Escaping College and Commodity Competition

When one product is similar to another there is competition. Businesses which compete on price lead to low-cost-high-volume winners. Thankfully, being dissimilar isn’t difficult. Many brands (Advil, Coca-Cola, Harvard) differentiate commodities by framing the context.

Differentiation avoids the market mechanism. But that doesn’t mean things will be easy. Being the low-cost provider or being different both take extreme amounts of work. That said, jobs-to-be-done thinking may lead to a slightly easier slog

The JTBD idea is updated on Twitter, but Michael Horn’s TAG brought up an easy idea for escaping competition. Instead of asking who are your customers, ask what do customers want?

Typically businesses count things. This is easy data. Plus, the more math the less career risk: a bit of math in itself.

Through their book, Choosing College, Horn and Bob Moesta encourage people to think about new categories. To count less and consider more. Get past demographics (high school graduate) and to demands (level-up).

What is the demographic profile of someone who eats at Panera Bread? That’s a hard question. However, what’s the JTBD of someone who eats at Panera Bread? That’s easier. Ron Shaich explained that Panera is “the kind of space where you want to sit and do an interview, a place for a bible study group, for a team meeting.” 

People hire Panera for group space and bagel spreads. That’s the JTBD. That’s the differentiation.

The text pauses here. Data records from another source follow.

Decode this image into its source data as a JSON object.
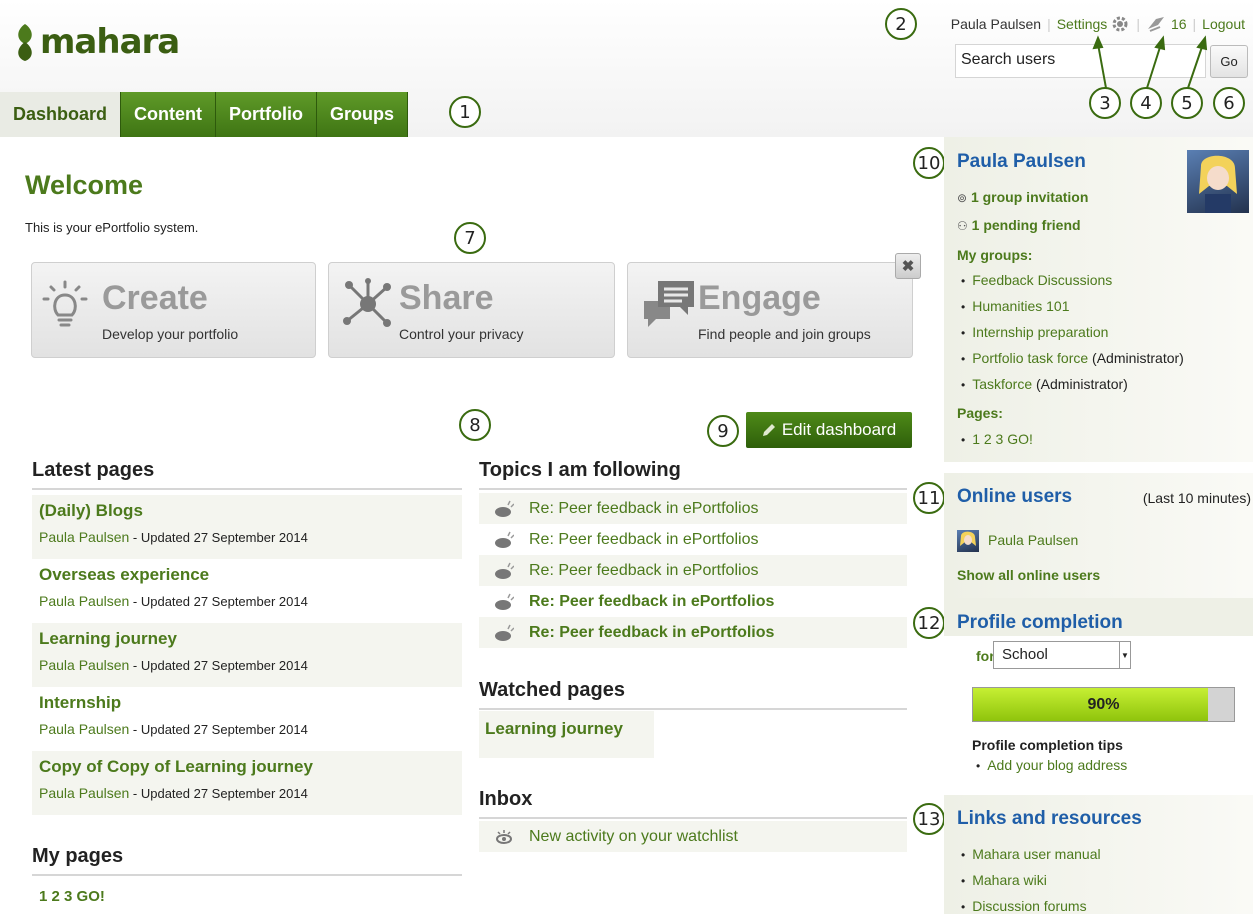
{
  "header": {
    "logo": "mahara",
    "user_name": "Paula Paulsen",
    "settings_label": "Settings",
    "inbox_count": "16",
    "logout_label": "Logout",
    "search_value": "Search users",
    "go_label": "Go"
  },
  "nav": [
    "Dashboard",
    "Content",
    "Portfolio",
    "Groups"
  ],
  "callouts": [
    "1",
    "2",
    "3",
    "4",
    "5",
    "6",
    "7",
    "8",
    "9",
    "10",
    "11",
    "12",
    "13"
  ],
  "main": {
    "welcome": "Welcome",
    "intro": "This is your ePortfolio system.",
    "cards": [
      {
        "title": "Create",
        "sub": "Develop your portfolio"
      },
      {
        "title": "Share",
        "sub": "Control your privacy"
      },
      {
        "title": "Engage",
        "sub": "Find people and join groups"
      }
    ],
    "edit_dashboard": "Edit dashboard",
    "latest_pages": {
      "title": "Latest pages",
      "items": [
        {
          "title": "(Daily) Blogs",
          "author": "Paula Paulsen",
          "meta": " - Updated 27 September 2014"
        },
        {
          "title": "Overseas experience",
          "author": "Paula Paulsen",
          "meta": " - Updated 27 September 2014"
        },
        {
          "title": "Learning journey",
          "author": "Paula Paulsen",
          "meta": " - Updated 27 September 2014"
        },
        {
          "title": "Internship",
          "author": "Paula Paulsen",
          "meta": " - Updated 27 September 2014"
        },
        {
          "title": "Copy of Copy of Learning journey",
          "author": "Paula Paulsen",
          "meta": " - Updated 27 September 2014"
        }
      ]
    },
    "my_pages": {
      "title": "My pages",
      "items": [
        "1 2 3 GO!"
      ]
    },
    "topics": {
      "title": "Topics I am following",
      "items": [
        "Re: Peer feedback in ePortfolios",
        "Re: Peer feedback in ePortfolios",
        "Re: Peer feedback in ePortfolios",
        "Re: Peer feedback in ePortfolios",
        "Re: Peer feedback in ePortfolios"
      ]
    },
    "watched": {
      "title": "Watched pages",
      "items": [
        "Learning journey"
      ]
    },
    "inbox": {
      "title": "Inbox",
      "items": [
        "New activity on your watchlist"
      ]
    }
  },
  "sidebar": {
    "profile": {
      "name": "Paula Paulsen",
      "invitation": "1 group invitation",
      "pending": "1 pending friend",
      "groups_label": "My groups:",
      "groups": [
        {
          "name": "Feedback Discussions",
          "role": ""
        },
        {
          "name": "Humanities 101",
          "role": ""
        },
        {
          "name": "Internship preparation",
          "role": ""
        },
        {
          "name": "Portfolio task force",
          "role": " (Administrator)"
        },
        {
          "name": "Taskforce",
          "role": " (Administrator)"
        }
      ],
      "pages_label": "Pages:",
      "pages": [
        "1 2 3 GO!"
      ]
    },
    "online": {
      "title": "Online users",
      "note": "(Last 10 minutes)",
      "user": "Paula Paulsen",
      "show_all": "Show all online users"
    },
    "completion": {
      "title": "Profile completion",
      "for_label": "for",
      "selected": "School",
      "percent_value": 0.9,
      "percent_label": "90%",
      "tips_label": "Profile completion tips",
      "tip": "Add your blog address"
    },
    "links": {
      "title": "Links and resources",
      "items": [
        "Mahara user manual",
        "Mahara wiki",
        "Discussion forums"
      ]
    }
  },
  "colors": {
    "accent_green": "#4c7a1c",
    "sidebar_blue": "#1f5ea8"
  }
}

Being different is easier—though not easy—because it offers many directions. If a business competes on price, that’s it. If a business finds a new JTBD they might have that market all to themselves, temporarily.